Segment Start: Material supplied
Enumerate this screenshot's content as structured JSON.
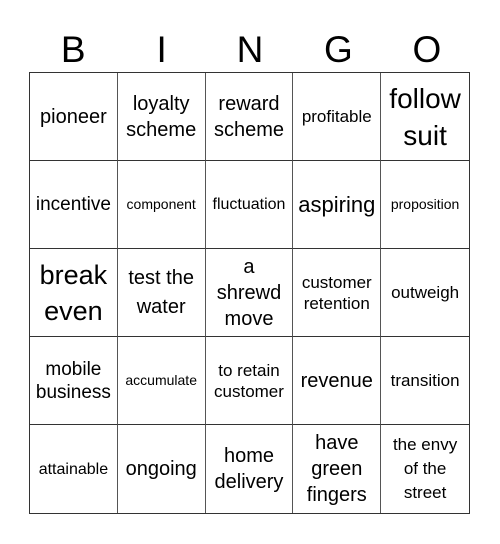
{
  "header": {
    "letters": [
      "B",
      "I",
      "N",
      "G",
      "O"
    ]
  },
  "cells": [
    {
      "text": "pioneer"
    },
    {
      "text": "loyalty scheme"
    },
    {
      "text": "reward scheme"
    },
    {
      "text": "profitable"
    },
    {
      "text": "follow suit"
    },
    {
      "text": "incentive"
    },
    {
      "text": "component"
    },
    {
      "text": "fluctuation"
    },
    {
      "text": "aspiring"
    },
    {
      "text": "proposition"
    },
    {
      "text": "break even"
    },
    {
      "text": "test the water"
    },
    {
      "text": "a shrewd move"
    },
    {
      "text": "customer retention"
    },
    {
      "text": "outweigh"
    },
    {
      "text": "mobile business"
    },
    {
      "text": "accumulate"
    },
    {
      "text": "to retain customer"
    },
    {
      "text": "revenue"
    },
    {
      "text": "transition"
    },
    {
      "text": "attainable"
    },
    {
      "text": "ongoing"
    },
    {
      "text": "home delivery"
    },
    {
      "text": "have green fingers"
    },
    {
      "text": "the envy of the street"
    }
  ]
}
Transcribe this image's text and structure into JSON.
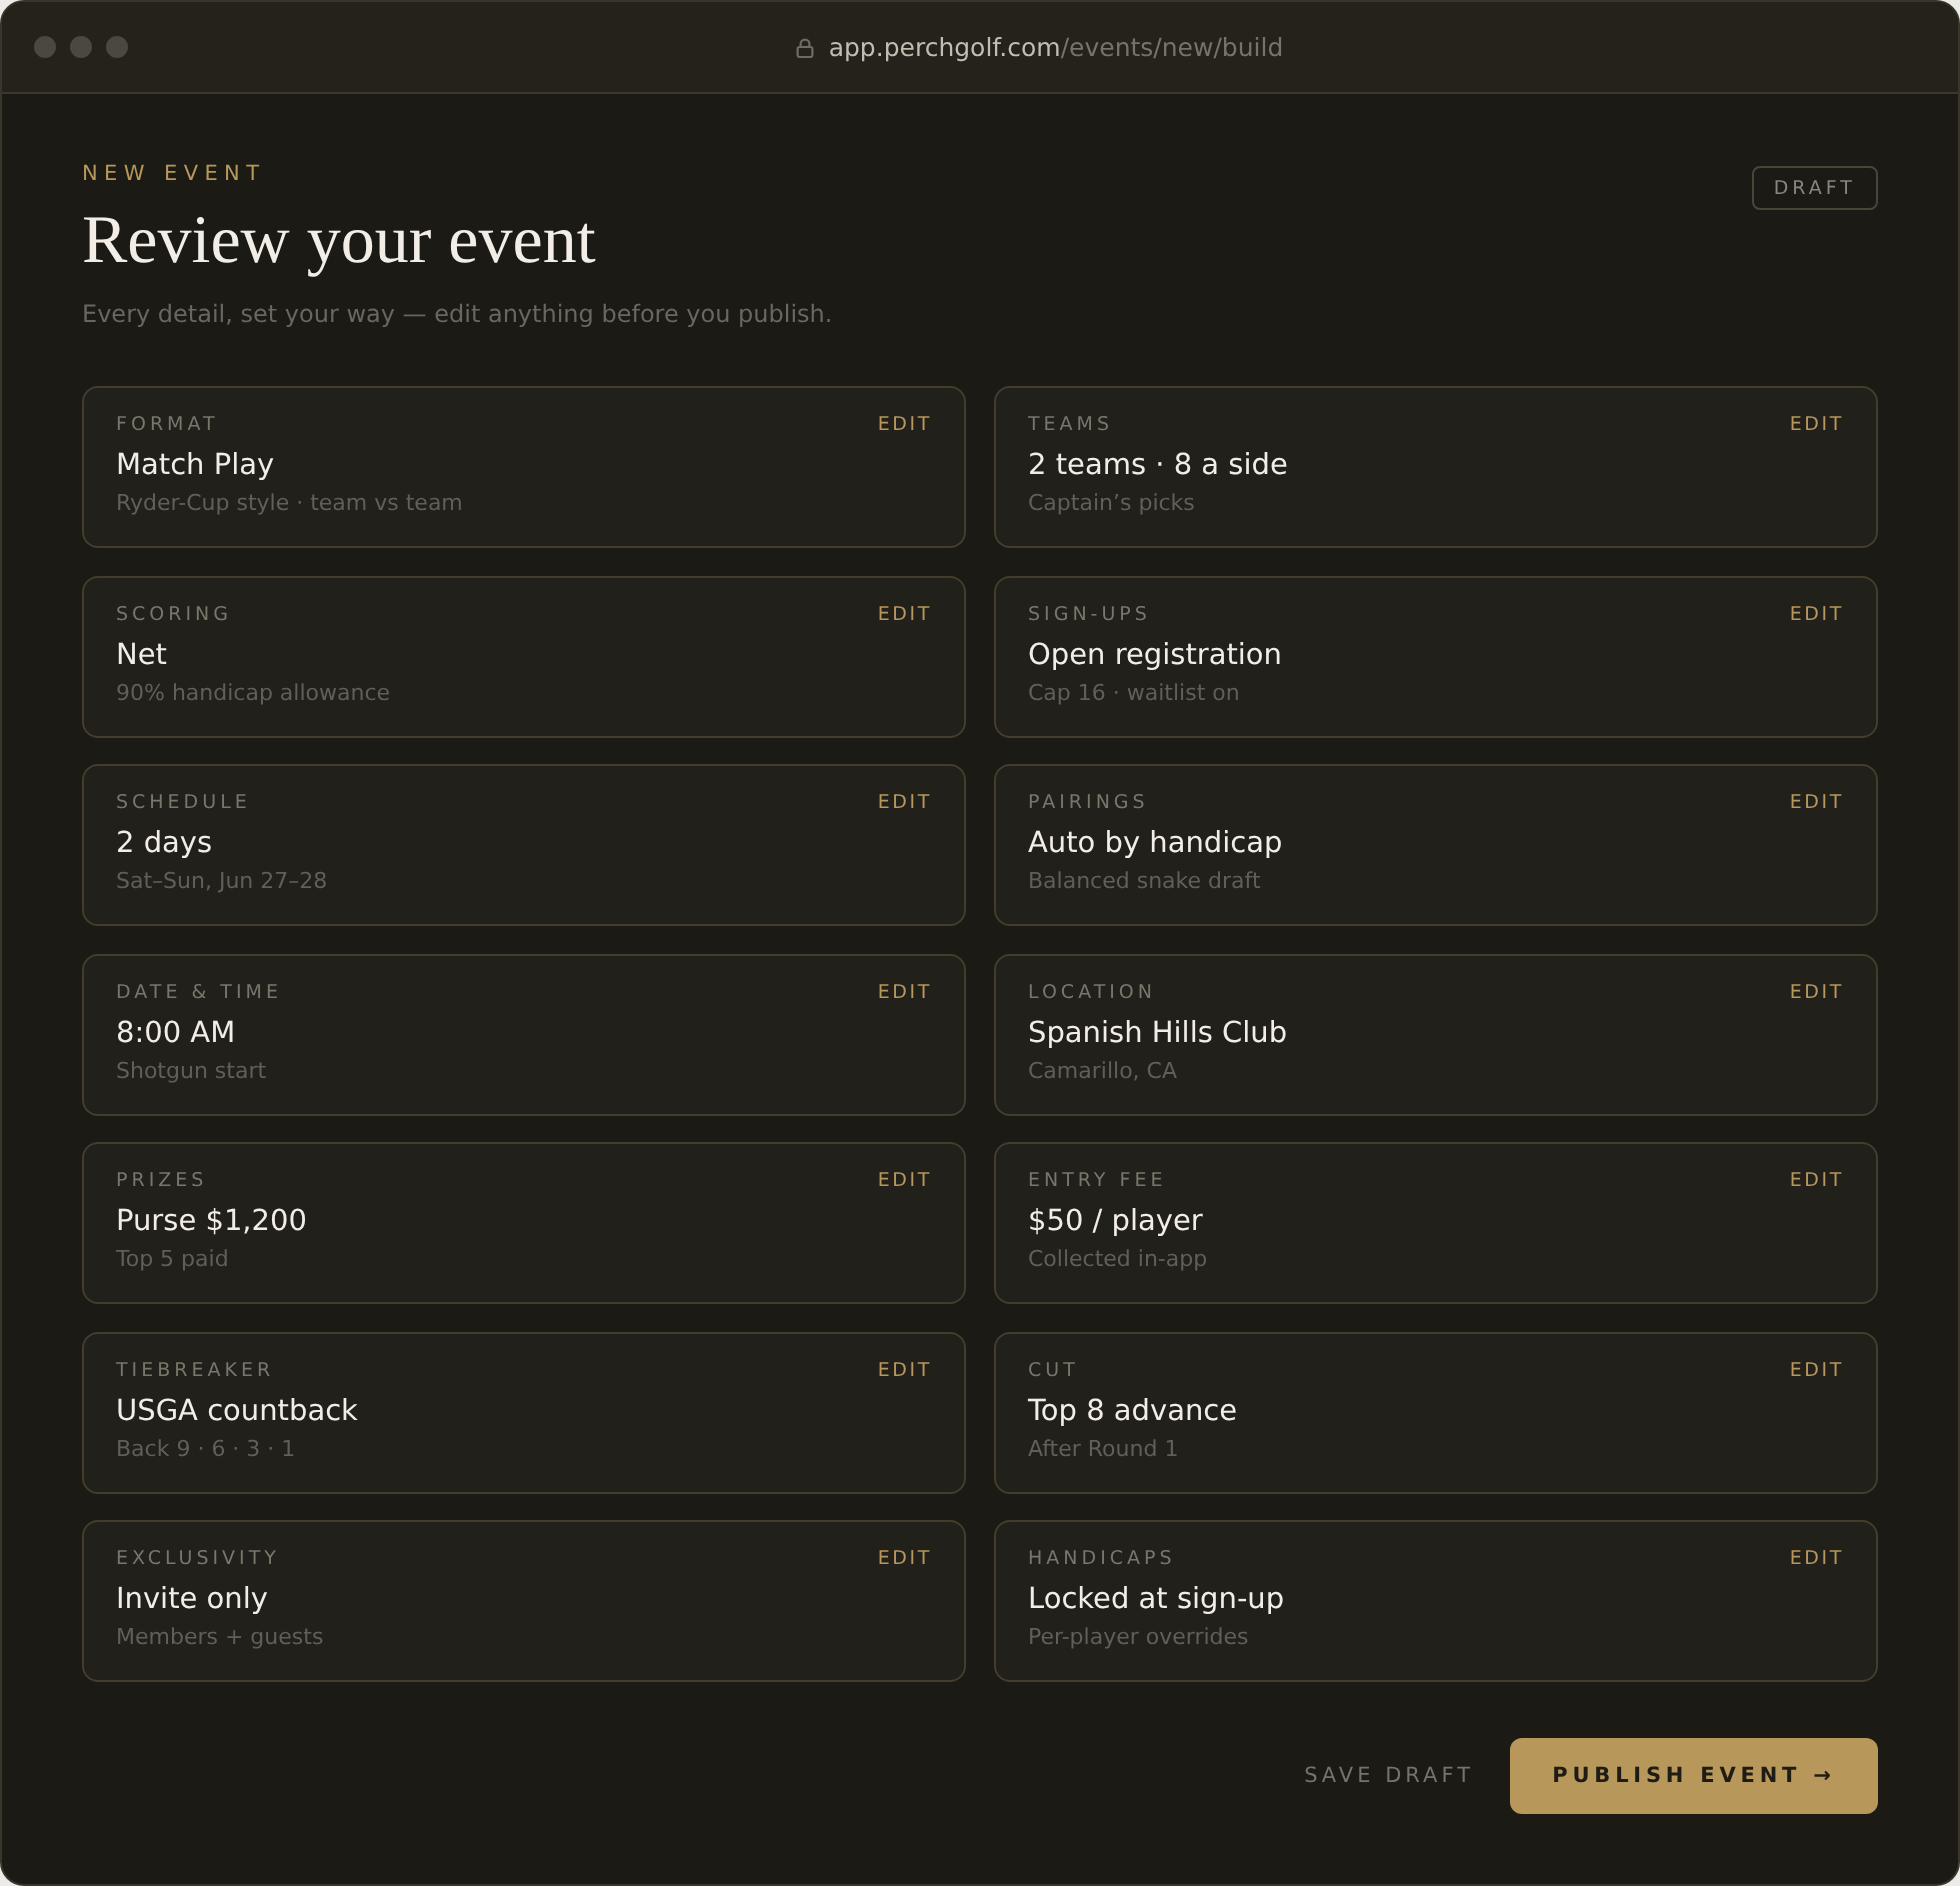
{
  "browser": {
    "url_host": "app.perchgolf.com",
    "url_path": "/events/new/build"
  },
  "header": {
    "eyebrow": "NEW EVENT",
    "title": "Review your event",
    "subtitle": "Every detail, set your way — edit anything before you publish.",
    "status_badge": "DRAFT"
  },
  "cards": [
    {
      "label": "FORMAT",
      "value": "Match Play",
      "detail": "Ryder-Cup style · team vs team",
      "action": "EDIT"
    },
    {
      "label": "TEAMS",
      "value": "2 teams · 8 a side",
      "detail": "Captain’s picks",
      "action": "EDIT"
    },
    {
      "label": "SCORING",
      "value": "Net",
      "detail": "90% handicap allowance",
      "action": "EDIT"
    },
    {
      "label": "SIGN-UPS",
      "value": "Open registration",
      "detail": "Cap 16 · waitlist on",
      "action": "EDIT"
    },
    {
      "label": "SCHEDULE",
      "value": "2 days",
      "detail": "Sat–Sun, Jun 27–28",
      "action": "EDIT"
    },
    {
      "label": "PAIRINGS",
      "value": "Auto by handicap",
      "detail": "Balanced snake draft",
      "action": "EDIT"
    },
    {
      "label": "DATE & TIME",
      "value": "8:00 AM",
      "detail": "Shotgun start",
      "action": "EDIT"
    },
    {
      "label": "LOCATION",
      "value": "Spanish Hills Club",
      "detail": "Camarillo, CA",
      "action": "EDIT"
    },
    {
      "label": "PRIZES",
      "value": "Purse $1,200",
      "detail": "Top 5 paid",
      "action": "EDIT"
    },
    {
      "label": "ENTRY FEE",
      "value": "$50 / player",
      "detail": "Collected in-app",
      "action": "EDIT"
    },
    {
      "label": "TIEBREAKER",
      "value": "USGA countback",
      "detail": "Back 9 · 6 · 3 · 1",
      "action": "EDIT"
    },
    {
      "label": "CUT",
      "value": "Top 8 advance",
      "detail": "After Round 1",
      "action": "EDIT"
    },
    {
      "label": "EXCLUSIVITY",
      "value": "Invite only",
      "detail": "Members + guests",
      "action": "EDIT"
    },
    {
      "label": "HANDICAPS",
      "value": "Locked at sign-up",
      "detail": "Per-player overrides",
      "action": "EDIT"
    }
  ],
  "footer": {
    "secondary_action": "SAVE DRAFT",
    "primary_action": "PUBLISH EVENT →"
  }
}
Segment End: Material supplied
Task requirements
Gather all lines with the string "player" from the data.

Output below
      "value": "$50 / player",
      "detail": "Per-player overrides",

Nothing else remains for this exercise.